Have you curd the moos? The Tillamook Cheese factory is expanding. On Monday, operators announced that the Oregon Coast’s beloved tourist attraction will close in spring 2017 and re-open in the summer of 2018. The schmancy new 38,500-square-foot space will be designed to maximize visitor experience. (A temporary center will be open to visitors during construction.)
While the Big Cheese building has aged quite nicely since 1949, these days the squared-off landmark just off Highway 101 struggles to accommodate the 1.3 million cheeseheads who patronize the factory each year. According to Tillamook County Creameries Association communications manager Tori Harms, the new building—designed by Seattle design firm Olson Kundig—represents “a significant investment in our presence here (Tillamook)."
How significant? Harms declined to put a price tag on the project, but described enhancements to the visitor's center like increased outdoor and indoor seating area, more signage for the historical wing, and built-in design fixes to address those lengthy lines for ice cream. The cafe will still feature its signature grilled cheese, but reinvigorate its menu with wood-fired pizza and an array of Pacific Northwest beer and wine. Likewise, the association pledges to upgrade your cheese voyeurism experience as you gaze longingly at giant hunks of cheddar and the folks that coax them into existence. Perhaps the most compelling new addition will be a research development work space where visitors can indulge in some serious taste tests. (How to qualify for these focus groups? That hasn’t yet been finalized, but we've already got our hands up.)
In the meantime, Tillamook's temporary visitor's center will aim to satisfy our cravings—still peddling cheese, ice cream, and sandwiches. One reason not to wait until spring 2018: the main attraction of the interim center will be a new 3-D interactive exhibit that simulates life on an actual dairy farm.
“The plans are still in the works, but it will feature fiberglass cows," says Harms. "You’ll be able to hook up (artificial) equipment to show how you milk a cow, learn about what cows eat and how baby calves are taken care of and the whole process of what a dairy farm is like.”

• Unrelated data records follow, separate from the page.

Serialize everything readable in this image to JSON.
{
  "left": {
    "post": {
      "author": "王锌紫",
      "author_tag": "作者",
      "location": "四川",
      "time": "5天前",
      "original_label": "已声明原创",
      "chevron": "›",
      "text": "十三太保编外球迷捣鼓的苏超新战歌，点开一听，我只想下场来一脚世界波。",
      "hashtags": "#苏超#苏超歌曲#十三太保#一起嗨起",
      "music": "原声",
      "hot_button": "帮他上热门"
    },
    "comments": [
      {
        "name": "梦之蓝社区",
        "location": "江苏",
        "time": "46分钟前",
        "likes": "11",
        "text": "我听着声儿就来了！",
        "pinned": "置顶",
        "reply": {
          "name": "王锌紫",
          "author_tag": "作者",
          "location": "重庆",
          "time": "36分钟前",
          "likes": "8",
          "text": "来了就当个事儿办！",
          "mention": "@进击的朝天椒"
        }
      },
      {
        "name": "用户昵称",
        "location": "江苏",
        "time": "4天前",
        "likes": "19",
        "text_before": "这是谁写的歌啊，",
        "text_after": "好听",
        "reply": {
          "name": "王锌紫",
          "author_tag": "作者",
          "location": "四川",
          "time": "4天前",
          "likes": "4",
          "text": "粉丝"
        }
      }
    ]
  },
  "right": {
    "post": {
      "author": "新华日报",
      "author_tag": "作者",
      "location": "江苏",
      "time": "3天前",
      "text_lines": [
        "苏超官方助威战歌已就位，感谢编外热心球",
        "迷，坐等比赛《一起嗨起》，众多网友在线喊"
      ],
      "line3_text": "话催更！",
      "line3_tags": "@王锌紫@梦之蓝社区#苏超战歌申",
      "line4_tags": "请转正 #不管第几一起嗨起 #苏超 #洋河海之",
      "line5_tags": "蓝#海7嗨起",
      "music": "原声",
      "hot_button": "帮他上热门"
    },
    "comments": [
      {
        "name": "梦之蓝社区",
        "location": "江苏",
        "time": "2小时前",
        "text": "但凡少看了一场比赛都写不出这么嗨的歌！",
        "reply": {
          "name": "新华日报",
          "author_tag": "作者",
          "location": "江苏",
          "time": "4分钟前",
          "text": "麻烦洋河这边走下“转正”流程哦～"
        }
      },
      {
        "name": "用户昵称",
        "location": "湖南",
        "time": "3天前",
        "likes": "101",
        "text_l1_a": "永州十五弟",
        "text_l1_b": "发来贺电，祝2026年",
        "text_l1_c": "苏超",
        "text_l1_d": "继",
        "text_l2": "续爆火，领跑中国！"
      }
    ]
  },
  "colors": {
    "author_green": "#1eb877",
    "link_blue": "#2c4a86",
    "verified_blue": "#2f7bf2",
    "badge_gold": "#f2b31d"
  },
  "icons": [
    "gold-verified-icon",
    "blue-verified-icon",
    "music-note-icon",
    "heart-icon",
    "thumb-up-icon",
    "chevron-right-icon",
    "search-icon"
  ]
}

The wheels of cheese move slowly, she cautions, and opening and closing dates may fluctuate as construction unfolds. If you’re planning a coastal adventure next summer, and cheese is primary on the agenda, be sure to call ahead to check on the status of the center. (And check back here at the Portland Monthly cheese desk—we'll pass along nibbles as we find them.)